"Events progressed swiftly after we made it to Okayama. Senor Cardoza has predicted battle on the morrow, and it looks as if the Shogun's forces also know it. I can spot breastworks going up around the villages and soldiers manning their new positions. We enjoy a trength in numbers and the advantage of being led by a veteran such as Cardoza himself. "
Okayama Falls to the Spanish!
Okayama has fallen to the Spaniards! Read more about the battle in Yoshiwara Blues - an eyewitness report from Okayama.
From the dispatches of Spanish Historian Juan Fernando, travelling to Kobe
Spanish Barracks, two days after the battle of Okayama : "It was indeed inspiring to see our forces succeed in the field. If I had any doubts about the sucess of this campaign, they have vanished after our spectacular victory at Okayama. In fact I would wager that inside of a year we'll establish a colony here."

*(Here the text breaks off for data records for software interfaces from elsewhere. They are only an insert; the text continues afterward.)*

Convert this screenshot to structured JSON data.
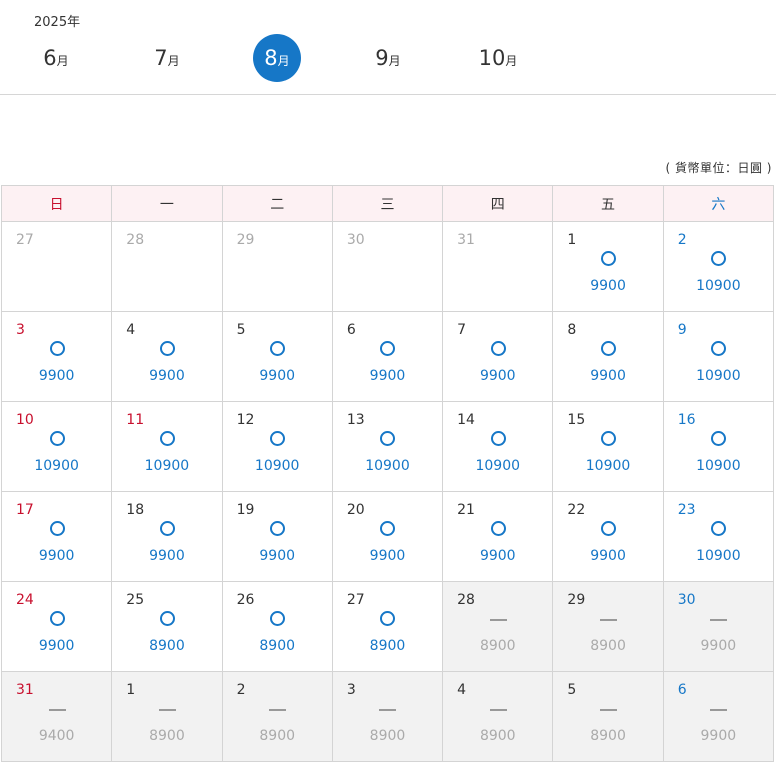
{
  "year_label": "2025年",
  "month_unit": "月",
  "months": [
    {
      "num": "6",
      "active": false
    },
    {
      "num": "7",
      "active": false
    },
    {
      "num": "8",
      "active": true
    },
    {
      "num": "9",
      "active": false
    },
    {
      "num": "10",
      "active": false
    }
  ],
  "currency_note": "( 貨幣單位：日圓 )",
  "weekdays": [
    "日",
    "一",
    "二",
    "三",
    "四",
    "五",
    "六"
  ],
  "colors": {
    "accent": "#1677c7",
    "sunday": "#c8102e",
    "header_bg": "#fdf1f3",
    "disabled_bg": "#f2f2f2"
  },
  "weeks": [
    [
      {
        "day": "27",
        "other": true
      },
      {
        "day": "28",
        "other": true
      },
      {
        "day": "29",
        "other": true
      },
      {
        "day": "30",
        "other": true
      },
      {
        "day": "31",
        "other": true
      },
      {
        "day": "1",
        "status": "available",
        "price": "9900"
      },
      {
        "day": "2",
        "status": "available",
        "price": "10900"
      }
    ],
    [
      {
        "day": "3",
        "status": "available",
        "price": "9900"
      },
      {
        "day": "4",
        "status": "available",
        "price": "9900"
      },
      {
        "day": "5",
        "status": "available",
        "price": "9900"
      },
      {
        "day": "6",
        "status": "available",
        "price": "9900"
      },
      {
        "day": "7",
        "status": "available",
        "price": "9900"
      },
      {
        "day": "8",
        "status": "available",
        "price": "9900"
      },
      {
        "day": "9",
        "status": "available",
        "price": "10900"
      }
    ],
    [
      {
        "day": "10",
        "status": "available",
        "price": "10900",
        "holiday": true
      },
      {
        "day": "11",
        "status": "available",
        "price": "10900",
        "holiday": true
      },
      {
        "day": "12",
        "status": "available",
        "price": "10900"
      },
      {
        "day": "13",
        "status": "available",
        "price": "10900"
      },
      {
        "day": "14",
        "status": "available",
        "price": "10900"
      },
      {
        "day": "15",
        "status": "available",
        "price": "10900"
      },
      {
        "day": "16",
        "status": "available",
        "price": "10900"
      }
    ],
    [
      {
        "day": "17",
        "status": "available",
        "price": "9900"
      },
      {
        "day": "18",
        "status": "available",
        "price": "9900"
      },
      {
        "day": "19",
        "status": "available",
        "price": "9900"
      },
      {
        "day": "20",
        "status": "available",
        "price": "9900"
      },
      {
        "day": "21",
        "status": "available",
        "price": "9900"
      },
      {
        "day": "22",
        "status": "available",
        "price": "9900"
      },
      {
        "day": "23",
        "status": "available",
        "price": "10900"
      }
    ],
    [
      {
        "day": "24",
        "status": "available",
        "price": "9900"
      },
      {
        "day": "25",
        "status": "available",
        "price": "8900"
      },
      {
        "day": "26",
        "status": "available",
        "price": "8900"
      },
      {
        "day": "27",
        "status": "available",
        "price": "8900"
      },
      {
        "day": "28",
        "status": "closed",
        "price": "8900"
      },
      {
        "day": "29",
        "status": "closed",
        "price": "8900"
      },
      {
        "day": "30",
        "status": "closed",
        "price": "9900"
      }
    ],
    [
      {
        "day": "31",
        "status": "closed",
        "price": "9400"
      },
      {
        "day": "1",
        "status": "closed",
        "price": "8900"
      },
      {
        "day": "2",
        "status": "closed",
        "price": "8900"
      },
      {
        "day": "3",
        "status": "closed",
        "price": "8900"
      },
      {
        "day": "4",
        "status": "closed",
        "price": "8900"
      },
      {
        "day": "5",
        "status": "closed",
        "price": "8900"
      },
      {
        "day": "6",
        "status": "closed",
        "price": "9900"
      }
    ]
  ]
}
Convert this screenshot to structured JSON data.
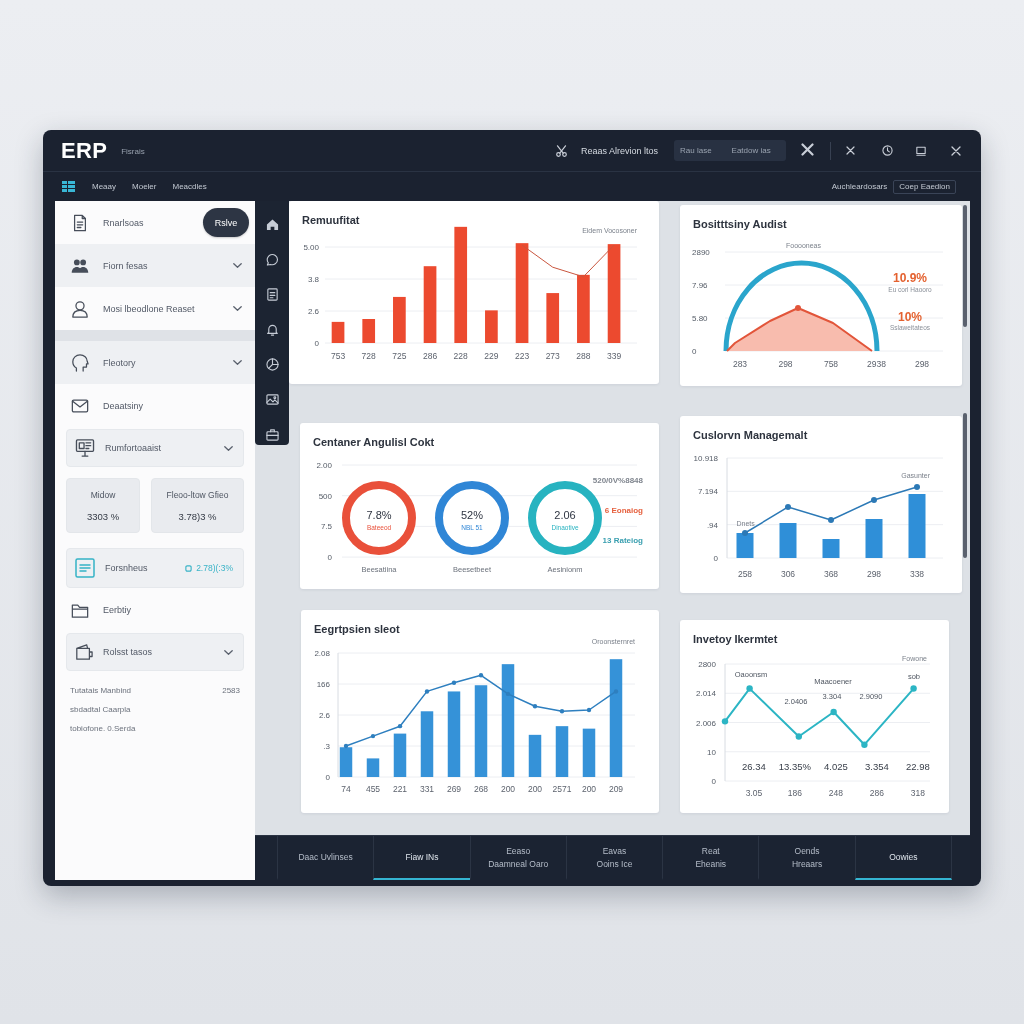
{
  "window": {
    "logo": "ERP",
    "subtitle": "Fisrais",
    "action": "Reaas Alrevion ltos",
    "filters": [
      "Rau lase",
      "Eatdow ias"
    ]
  },
  "menu": {
    "items": [
      "Meaay",
      "Moeler",
      "Meacdles"
    ],
    "status": "Auchleardosars",
    "button": "Coep Eaedion"
  },
  "sidebar": {
    "sections": [
      {
        "items": [
          {
            "kind": "row",
            "label": "Rnarlsoas",
            "highlighted": false,
            "button": "Rslve"
          },
          {
            "kind": "dropdown",
            "label": "Fiorn fesas",
            "highlighted": true
          },
          {
            "kind": "dropdown",
            "label": "Mosi lbeodlone Reaset",
            "highlighted": false
          }
        ]
      },
      {
        "items": [
          {
            "kind": "dropdown",
            "label": "Fleotory",
            "highlighted": true
          },
          {
            "kind": "row",
            "label": "Deaatsiny",
            "highlighted": false
          },
          {
            "kind": "card-dropdown",
            "label": "Rumfortoaaist"
          },
          {
            "kind": "tiles",
            "tiles": [
              {
                "label": "Midow",
                "value": "3303 %"
              },
              {
                "label": "Fleoo-ltow Gfieo",
                "value": "3.78)3 %"
              }
            ]
          },
          {
            "kind": "card-stat",
            "label": "Forsnheus",
            "value": "2.78)(:3%"
          },
          {
            "kind": "row",
            "label": "Eerbtiy",
            "highlighted": false
          },
          {
            "kind": "card-dropdown",
            "label": "Rolsst tasos"
          }
        ]
      }
    ],
    "footer": [
      {
        "label": "Tutatais Manbind",
        "value": "2583"
      },
      {
        "label": "sbdadtal Caarpla"
      },
      {
        "label": "tobiofone. 0.Serda"
      }
    ]
  },
  "cards": [
    {
      "kind": "bars",
      "scrollbar": false,
      "title": "Remuufitat",
      "legend": "Eidem Vocosoner",
      "y_labels": [
        "5.00",
        "3.8",
        "2.6",
        "0"
      ],
      "x_labels": [
        "753",
        "728",
        "725",
        "286",
        "228",
        "229",
        "223",
        "273",
        "288",
        "339"
      ]
    },
    {
      "kind": "gauge",
      "scrollbar": true,
      "title": "Bositttsiny Audist",
      "axis_labels": [
        "2890",
        "7.96",
        "5.80",
        "0"
      ],
      "caption": "Fooooneas",
      "x_labels": [
        "283",
        "298",
        "758",
        "2938",
        "298"
      ],
      "stats": [
        {
          "value": "10.9%",
          "label": "Eu corl Haooro"
        },
        {
          "value": "10%",
          "label": "Sslaweitateos"
        }
      ]
    },
    {
      "kind": "rings",
      "scrollbar": false,
      "title": "Centaner Angulisl Cokt",
      "axis_labels": [
        "2.00",
        "500",
        "7.5",
        "0"
      ],
      "rings": [
        {
          "value": "7.8%",
          "label": "Bateeod",
          "caption": "Beesatiina",
          "color": "#e9503a"
        },
        {
          "value": "52%",
          "label": "NBL 51",
          "caption": "Beesetbeet",
          "color": "#2f86d6"
        },
        {
          "value": "2.06",
          "label": "Dinaotive",
          "caption": "Aesinionm",
          "color": "#27b3c0"
        }
      ],
      "legend": [
        {
          "label": "520/0V%8848",
          "color": "#80868f"
        },
        {
          "label": "6 Eonaiog",
          "color": "#e6613f"
        },
        {
          "label": "13 Rateiog",
          "color": "#3a9fb0"
        }
      ]
    },
    {
      "kind": "bars",
      "scrollbar": true,
      "title": "Cuslorvn Managemalt",
      "series_labels": [
        "Dnets",
        "Gasunter"
      ],
      "y_labels": [
        "10.918",
        "7.194",
        ".94",
        "0"
      ],
      "x_labels": [
        "258",
        "306",
        "368",
        "298",
        "338"
      ]
    },
    {
      "kind": "bars",
      "scrollbar": false,
      "title": "Eegrtpsien sleot",
      "legend": "Oroonsternret",
      "y_labels": [
        "2.08",
        "166",
        "2.6",
        ".3",
        "0"
      ],
      "x_labels": [
        "74",
        "455",
        "221",
        "331",
        "269",
        "268",
        "200",
        "200",
        "2571",
        "200",
        "209"
      ]
    },
    {
      "kind": "line",
      "scrollbar": false,
      "title": "Invetoy Ikermtet",
      "legend": "Fowone",
      "annotations": [
        "Oaoonsm",
        "sob",
        "Maacoener",
        "3.304",
        "2.9090",
        "2.0406"
      ],
      "y_labels": [
        "2800",
        "2.014",
        "2.006",
        "10",
        "0"
      ],
      "value_labels": [
        "26.34",
        "13.35%",
        "4.025",
        "3.354",
        "22.98"
      ],
      "x_labels": [
        "3.05",
        "186",
        "248",
        "286",
        "318"
      ]
    }
  ],
  "tabs": [
    {
      "lines": [
        "Daac Uvlinses"
      ],
      "selected": false
    },
    {
      "lines": [
        "Fiaw INs"
      ],
      "selected": true
    },
    {
      "lines": [
        "Eeaso",
        "Daamneal Oaro"
      ],
      "selected": false
    },
    {
      "lines": [
        "Eavas",
        "Ooins Ice"
      ],
      "selected": false
    },
    {
      "lines": [
        "Reat",
        "Eheanis"
      ],
      "selected": false
    },
    {
      "lines": [
        "Oends",
        "Hreaars"
      ],
      "selected": false
    },
    {
      "lines": [
        "Oowies"
      ],
      "selected": true
    }
  ]
}
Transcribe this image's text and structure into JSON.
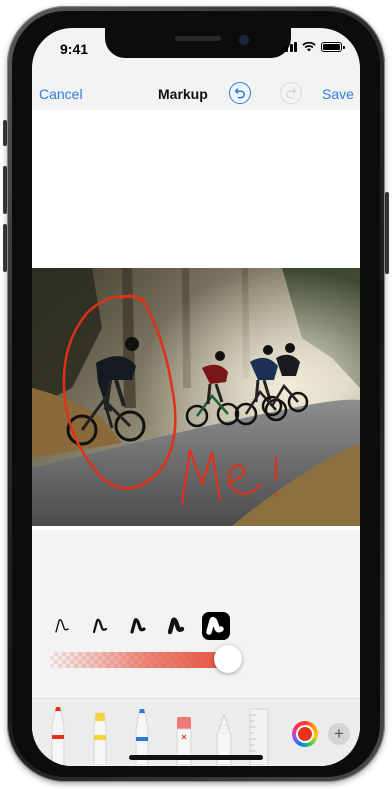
{
  "status_bar": {
    "time": "9:41"
  },
  "navbar": {
    "cancel_label": "Cancel",
    "title": "Markup",
    "save_label": "Save"
  },
  "photo": {
    "annotation_text": "Me!"
  },
  "stroke_options": [
    {
      "size": "thin"
    },
    {
      "size": "medium-thin"
    },
    {
      "size": "medium"
    },
    {
      "size": "thick"
    },
    {
      "size": "thickest",
      "selected": true
    }
  ],
  "opacity_slider": {
    "value": 0.95
  },
  "tools": [
    {
      "name": "pen-tool",
      "color": "#e8321e"
    },
    {
      "name": "highlighter-tool",
      "color": "#f3d23a"
    },
    {
      "name": "pencil-tool",
      "color": "#2c7ad6"
    },
    {
      "name": "eraser-tool",
      "color": "#f07a7a"
    },
    {
      "name": "lasso-tool",
      "color": "#cfcfcf"
    },
    {
      "name": "ruler-tool",
      "color": "#e3e3e3"
    }
  ],
  "colors": {
    "accent": "#2a7de1",
    "selected_ink": "#e8321e"
  }
}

"Senor Cardoza gave the army a well deserved rest. This slowed us down, but was something which could not be avoided. After a few days of rest, the battlegroup is en route again. I am told that our destination is most likely to be Kyoto, the capital of the Samurai King. I am sure that many amazing sights await us in Kyoto."
A week of marching later, in the outskirts ok Kobe : "Contrary to popular theories and rumors, the army has marched to Kobe instead of Kyoto. In retrospect, Senor Cardoza's decision to leave Kyoto alone makes sense even to a writer like me. The Senor explained over dinner to me that he wanted to catch the tired defenders of Okayama, now camping in Kobe, before the Shogun could send them help. As I see it, once Kobe falls it should only be a matter of time before Kyoto capitulates.
From 'The Book of the Cherry Blossom' by Nobuko Obuchi, Monk of the order of Ikko Ikki
"O' reader of the future, be informed that there were a few monks who took up arms to defend their land from the gaijin till the last. Who am I, you might ask. Let me explain. Despite warning from our priests that Okayama was not a good place to fight, our troops fought there are were defeated. Many thousand of Nippons youth perished in what can only be described as proof of Divine Wrath. Those left alive fled to our monastery in Kobe and sought sanctury. I am outraged by the calousness of many of our so called Feudal Lords. Is not the Shogun seeing all this?"
"In any case, word has come to us that the Gaijin are gaining on Kobe, with every intention of giving battle here. This one time, the monks of the Ikko Ikki will not sit idle. We have sent a deputation to the Shogun claiming a rig
ht to fight; even now, hundreds of our brethren are assembling near the monstry to enlist in our ranks. Our outrage will be our Weapon, Our faith our shield."
Kobe Falls to the Spanish!
Kobe has fallen!!! The
Japanese Emperor Native Ruler has been imprisoned by the Spanish! Nippon Little Spain is now the property of The Spanish Emperor.
Read more about the battle in The Kami's Blessing - a report from Kobe.